--- EXERCISE BRIEF ---
Check each line of the data for "this", and copy the ones that have it.
***** EXTRACTED MATERIAL *****
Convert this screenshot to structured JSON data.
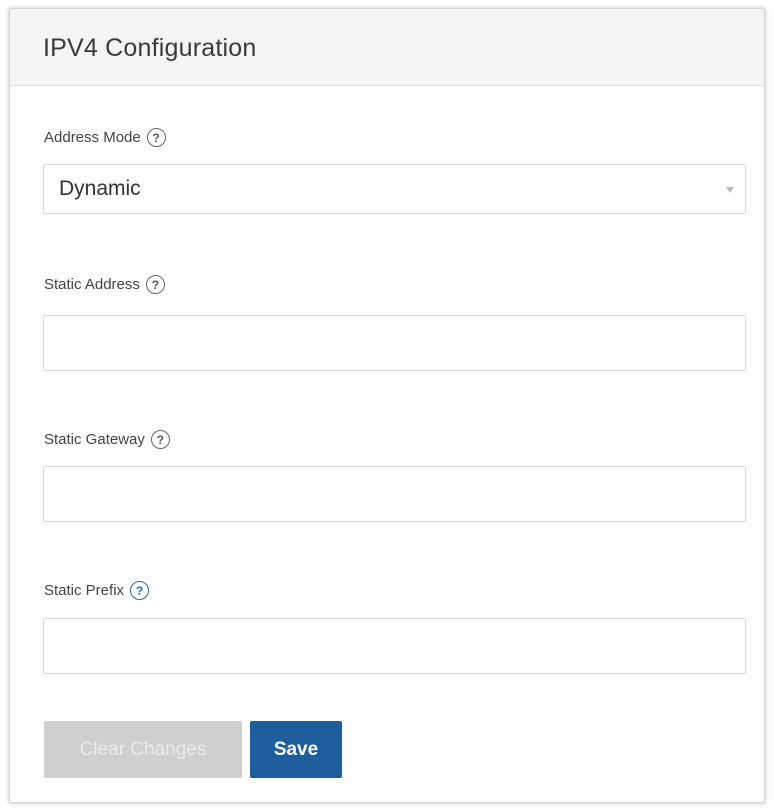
{
  "panel": {
    "title": "IPV4 Configuration"
  },
  "fields": {
    "address_mode": {
      "label": "Address Mode",
      "help_icon": "question-circle-icon",
      "selected": "Dynamic",
      "arrow_icon": "caret-down-icon"
    },
    "static_address": {
      "label": "Static Address",
      "help_icon": "question-circle-icon",
      "value": ""
    },
    "static_gateway": {
      "label": "Static Gateway",
      "help_icon": "question-circle-icon",
      "value": ""
    },
    "static_prefix": {
      "label": "Static Prefix",
      "help_icon": "question-circle-icon",
      "value": ""
    }
  },
  "help_glyph": "?",
  "buttons": {
    "clear_label": "Clear Changes",
    "save_label": "Save"
  },
  "colors": {
    "save_button": "#1f5e9c",
    "clear_button_disabled": "#cfcfcf",
    "prefix_help_icon": "#2a6aa8"
  }
}
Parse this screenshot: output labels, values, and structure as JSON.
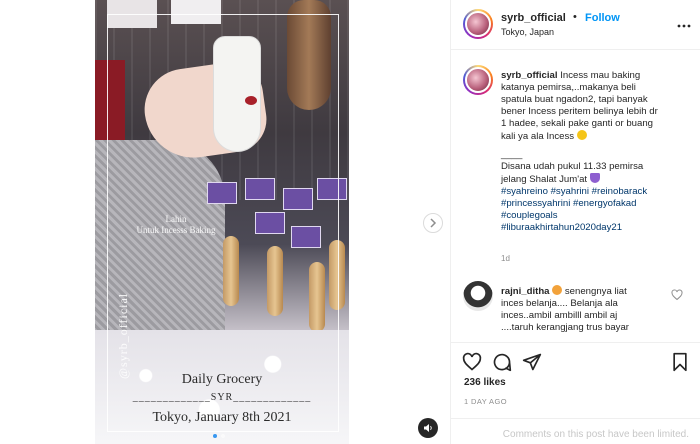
{
  "post": {
    "username": "syrb_official",
    "separator": "•",
    "follow_label": "Follow",
    "location": "Tokyo, Japan",
    "more_icon": "more-horizontal-icon"
  },
  "media": {
    "overlay_label_line1": "Lahin",
    "overlay_label_line2": "Untuk Incesss Baking",
    "vertical_handle": "@syrb_official",
    "caption_title": "Daily Grocery",
    "caption_line": "_____________SYR_____________",
    "caption_date": "Tokyo, January 8th 2021",
    "carousel_count": 2,
    "carousel_active": 0,
    "next_icon": "chevron-right-icon",
    "sound_icon": "speaker-icon"
  },
  "caption": {
    "username": "syrb_official",
    "text_lines": [
      "Incess mau baking",
      "katanya pemirsa,..makanya beli",
      "spatula buat ngadon2, tapi banyak",
      "bener Incess peritem belinya lebih dr",
      "1 hadee, sekali pake ganti or buang",
      "kali ya ala Incess"
    ],
    "divider": "____",
    "note_line1": "Disana udah pukul 11.33 pemirsa",
    "note_line2": "jelang Shalat Jum'at",
    "hashtags": [
      "#syahreino #syahrini #reinobarack",
      "#princessyahrini #energyofakad",
      "#couplegoals",
      "#liburaakhirtahun2020day21"
    ],
    "time_ago": "1d"
  },
  "comments": [
    {
      "username": "rajni_ditha",
      "text_line1": "senengnya liat",
      "text_line2": "inces belanja.... Belanja ala",
      "text_line3": "inces..ambil ambilll ambil aj",
      "text_line4": "....taruh kerangjang trus bayar"
    }
  ],
  "actions": {
    "like_icon": "heart-icon",
    "comment_icon": "comment-icon",
    "share_icon": "send-icon",
    "save_icon": "bookmark-icon"
  },
  "likes": "236 likes",
  "posted": "1 DAY AGO",
  "footer": {
    "limited_text": "Comments on this post have been limited."
  },
  "colors": {
    "accent_blue": "#0095f6",
    "hashtag_blue": "#00376b",
    "muted_gray": "#8e8e8e",
    "border_gray": "#efefef"
  }
}
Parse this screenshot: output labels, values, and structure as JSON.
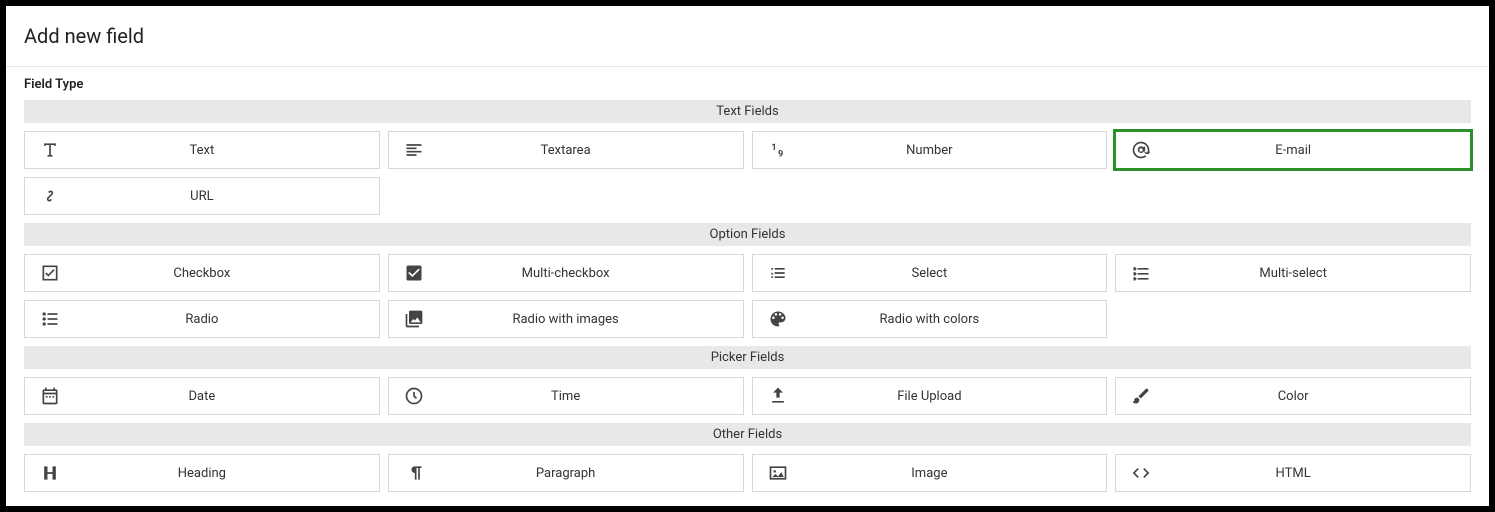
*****
--- EXERCISE SOLUTION ---
Convert this screenshot to structured JSON data.
Parse this screenshot: output labels, values, and structure as JSON.
    "limited_text": "Comments on this post have been limited."
Parse this screenshot: output labels, values, and structure as JSON.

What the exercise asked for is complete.